- Created: Tuesday, 31 July 2018 15:12
- Written by Bob Shepherd
Georges Ibrahim Abdallah is the longest serving political prisoner in Europe, approaching his 35th year in prison; for comparison, Nelson Mandela was in prison for 27 years. Abdallah was arrested in Lyon, France on 24 October 1984 and sentenced to life imprisonment in 1987 for the assassinations of a US military attaché and an Israeli diplomat in Paris in January and April 1982. Georges is a Lebanese revolutionary communist who has dedicated his life to the struggle against imperialism and Zionism, becoming a member of the Popular Front for the Liberation of Palestine (PFLP) before in 1979 helping form the Lebanese Armed Revolutionary Factions (LARF) which claimed the two assassinations.
At his original trial in 1986 Georges could only be charged with possession of 'fake travel documents' as there was no evidence linking him with the assassinations. He was given a four-year sentence. Then in early 1987 he was brought back to court and charged with the murders after the state had supposedly found new evidence which had not been previously mentioned and which his defence said had been clearly planted to gain a conviction. After this rigged trial Georges was eventually sentenced to life imprisonment. During the trial he declared: 'I am a fighter, not a criminal...The path I have followed has been imposed on me by the human rights abuses perpetrated against the Palestinians'. Georges’ political development had taken place in a Lebanon that had suffered a devastating civil war fuelled by imperialism and Zionism, with Palestinian refugees and their progressive national liberation movement among the main targets. Thousands of Palestinians and poor Lebanese lost their lives during this period.
Georges has been eligible for parole since 1999 but the repeated applications he has made since then have all been refused.
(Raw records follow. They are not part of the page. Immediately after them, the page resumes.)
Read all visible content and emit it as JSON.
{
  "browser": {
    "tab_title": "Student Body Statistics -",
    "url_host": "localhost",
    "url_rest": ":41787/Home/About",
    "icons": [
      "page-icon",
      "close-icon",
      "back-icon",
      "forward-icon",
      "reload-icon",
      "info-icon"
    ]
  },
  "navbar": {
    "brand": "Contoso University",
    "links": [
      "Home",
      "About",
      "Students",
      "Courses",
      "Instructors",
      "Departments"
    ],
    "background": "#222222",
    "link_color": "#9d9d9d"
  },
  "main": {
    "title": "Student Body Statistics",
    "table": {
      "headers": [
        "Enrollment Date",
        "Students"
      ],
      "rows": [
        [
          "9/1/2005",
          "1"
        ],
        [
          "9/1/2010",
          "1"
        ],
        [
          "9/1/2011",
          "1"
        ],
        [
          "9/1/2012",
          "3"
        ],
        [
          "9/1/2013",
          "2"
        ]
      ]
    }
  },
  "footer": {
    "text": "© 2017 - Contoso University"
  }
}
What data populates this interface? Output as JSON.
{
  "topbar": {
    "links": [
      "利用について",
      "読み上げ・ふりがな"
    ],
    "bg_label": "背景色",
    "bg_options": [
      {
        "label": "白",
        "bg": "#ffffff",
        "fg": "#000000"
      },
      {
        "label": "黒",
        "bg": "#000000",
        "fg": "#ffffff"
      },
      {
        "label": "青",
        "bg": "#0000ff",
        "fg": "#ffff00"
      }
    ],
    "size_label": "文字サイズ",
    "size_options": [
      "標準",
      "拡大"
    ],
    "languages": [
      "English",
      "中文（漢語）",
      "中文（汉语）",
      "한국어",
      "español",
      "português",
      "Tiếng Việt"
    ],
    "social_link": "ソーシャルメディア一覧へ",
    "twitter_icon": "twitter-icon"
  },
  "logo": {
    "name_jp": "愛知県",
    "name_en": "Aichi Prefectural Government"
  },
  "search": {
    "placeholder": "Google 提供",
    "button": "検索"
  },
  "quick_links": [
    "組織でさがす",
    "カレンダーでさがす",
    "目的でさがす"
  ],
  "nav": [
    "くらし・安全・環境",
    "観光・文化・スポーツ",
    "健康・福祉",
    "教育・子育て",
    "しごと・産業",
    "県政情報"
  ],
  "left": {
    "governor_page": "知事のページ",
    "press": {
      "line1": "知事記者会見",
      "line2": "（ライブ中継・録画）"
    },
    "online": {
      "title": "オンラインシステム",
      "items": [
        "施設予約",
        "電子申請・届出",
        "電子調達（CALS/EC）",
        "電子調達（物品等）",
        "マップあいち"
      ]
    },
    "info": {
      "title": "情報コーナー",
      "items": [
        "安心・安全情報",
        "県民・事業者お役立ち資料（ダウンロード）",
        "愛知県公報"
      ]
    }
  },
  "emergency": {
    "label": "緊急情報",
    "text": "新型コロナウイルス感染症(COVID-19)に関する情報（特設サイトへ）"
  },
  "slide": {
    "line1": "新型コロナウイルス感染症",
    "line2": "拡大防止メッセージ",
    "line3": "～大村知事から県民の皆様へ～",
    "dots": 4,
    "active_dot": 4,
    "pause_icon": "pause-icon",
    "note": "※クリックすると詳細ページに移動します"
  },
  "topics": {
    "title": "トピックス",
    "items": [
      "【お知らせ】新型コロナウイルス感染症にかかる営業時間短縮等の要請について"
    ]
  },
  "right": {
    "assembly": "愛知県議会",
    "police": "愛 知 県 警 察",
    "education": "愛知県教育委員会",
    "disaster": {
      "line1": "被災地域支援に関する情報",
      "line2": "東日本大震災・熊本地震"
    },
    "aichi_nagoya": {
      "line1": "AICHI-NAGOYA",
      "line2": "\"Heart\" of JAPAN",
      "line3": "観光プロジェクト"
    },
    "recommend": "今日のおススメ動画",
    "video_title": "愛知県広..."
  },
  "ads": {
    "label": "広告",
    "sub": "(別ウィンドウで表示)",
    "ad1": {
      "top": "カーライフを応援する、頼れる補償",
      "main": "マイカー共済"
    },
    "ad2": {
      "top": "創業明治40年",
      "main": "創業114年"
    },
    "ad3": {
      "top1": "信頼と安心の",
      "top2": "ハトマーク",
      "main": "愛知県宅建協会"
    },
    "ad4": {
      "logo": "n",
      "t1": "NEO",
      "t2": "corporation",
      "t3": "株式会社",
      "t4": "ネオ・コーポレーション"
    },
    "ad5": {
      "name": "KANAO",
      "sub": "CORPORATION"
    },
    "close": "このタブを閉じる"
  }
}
This is entirely politically motivated and consistent with the underhand and anti-democratic actions of the French state during Georges’ trial. In 2001 one of his 'defence lawyers' admitted that he had been working as a spy for the French state throughout the trial!
In November 2012 the French parole board agreed to Georges’ release on condition he was deported to Lebanon. The US government made it clear to the French authorities that it opposed this. As secretary of state in January 2013, Hillary Clinton personally called French foreign minister Laurent Fabius to urge the French authorities to find a way to overturn the judicial decision, telling him ‘Although the French government has no legal authority to overturn the court of appeal’s January 10 decision, we hope French officials might find another basis to challenge the decision’s legality.’
This grant of parole was eventually annulled by a higher court. Georges’ was subsequently denied parole again in 2015 and remains behind bars to this day.
The vindictive actions of the French state against Georges are in stark contrast to its attitude to Israeli agents assassinating Palestinian diplomats in Paris. In 1983, shortly after the assassination carried out by the LARF, Israeli agents killed Mahmoud Hamchari, a PLO representative in Paris. No one was ever arrested.
Even though Georges has been incarcerated for such a length of time he remains a committed revolutionary. In a message sent to a solidarity demonstration calling for his release in Paris on 23 June he said:
'Certainly comrades, it is not by looking here and there for judicial tricks that we manage to face the criminal persecution of “the capital of capital” to which the resistance is held in captivity, but rather in affirming unswerving determination in the struggle against their moribund, criminal system. We all know that, in the end, it is according to the balance of power that we can succeed in tearing our comrades from the clutches of the enemy. The latter only agrees to let go when he realises that keeping these revolutionary fighters in captivity carries a greater weight in the process of the ongoing struggle than the threat inherent in their release. It is not a matter of pretending that we do not know that justice is always a class justice in the service of a class policy inscribed in the global dynamics of a class war, nationally and internationally.'
Free Georges Abdallah!